Always create unity and coherence in the design of your landscape. Accomplish this by choosing one dominant color and incorporate it into small plantings with occasional repetition around the site. Perennials are a good choice in this mix, and they can be supplemented with plantings of annuals like purple petunias, yellow marigolds or rust (red-orange-brown) fall mums.
Attract and direct attention to a special feature or focal point in your landscape by increasing the volume of colors in your flowers (the eye is naturally directed to an abundance of different hues). Mix dense plantings of light pastels in with lesser plantings of more intense colors. Also, add some climbers and vary the heights of different flowering plants to increase the vertical interest of the viewer. On the other hand, if you want to hide an unsightly item or structure, then add green plants as a neutral color and design alternate views in other focal directions by developing colorful flower beds in other areas to get attention.
Reference the color wheel in choosing the most pleasing color combinations. Match those colors that are positioned as opposites on the wheel to create an immediate, complementary color scheme. For example, combine red and green and use variegated coleus to link the two shades. Also, orange with blue or yellow with violet work very effectively as complementary colors in the landscape. Remember that white can be used as an effective neutral color. A monochromatic color scheme can be very effective in make a powerful statement of color in the landscape. Selecting this scheme would include using various shades and intensities of only one dominant color. For example, the choices of pinks, light reds, dark reds and maroons would work very well together for a massive display of color.
In reality, landscaping is a matter of personal choices. Learn as much as you can about your potential choices. If selections tend to become too complicated, experiment with a variety of plants and colors. Learn what works well in your landscape environment from points of sustainability, cultural requirements, and curb appeal.
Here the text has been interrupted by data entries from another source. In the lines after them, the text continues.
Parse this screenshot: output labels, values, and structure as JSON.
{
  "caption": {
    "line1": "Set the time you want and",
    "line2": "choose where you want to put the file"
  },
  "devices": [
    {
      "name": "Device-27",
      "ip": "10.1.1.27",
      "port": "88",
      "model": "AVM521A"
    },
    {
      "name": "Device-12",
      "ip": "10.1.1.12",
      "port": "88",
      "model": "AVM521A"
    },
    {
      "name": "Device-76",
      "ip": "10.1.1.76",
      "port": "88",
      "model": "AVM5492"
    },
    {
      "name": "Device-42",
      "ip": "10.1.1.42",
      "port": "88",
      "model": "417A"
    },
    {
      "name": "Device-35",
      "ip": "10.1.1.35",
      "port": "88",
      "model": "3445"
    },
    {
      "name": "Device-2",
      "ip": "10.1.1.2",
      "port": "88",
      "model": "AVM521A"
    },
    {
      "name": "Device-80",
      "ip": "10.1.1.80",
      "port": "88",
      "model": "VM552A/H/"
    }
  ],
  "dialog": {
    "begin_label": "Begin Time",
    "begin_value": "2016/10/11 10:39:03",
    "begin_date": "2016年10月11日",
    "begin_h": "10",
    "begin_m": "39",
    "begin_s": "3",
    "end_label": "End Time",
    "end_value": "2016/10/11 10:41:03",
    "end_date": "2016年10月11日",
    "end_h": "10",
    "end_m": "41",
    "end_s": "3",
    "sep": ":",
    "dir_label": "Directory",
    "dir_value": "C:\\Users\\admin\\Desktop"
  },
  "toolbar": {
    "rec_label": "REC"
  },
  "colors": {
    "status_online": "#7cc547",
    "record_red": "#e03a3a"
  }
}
Therefore, creating a beautiful and effective landscape of color is always a work in progress, but it can be great therapy for the mind, heart and soul. Always think sustainability and native plants throughout the planning process!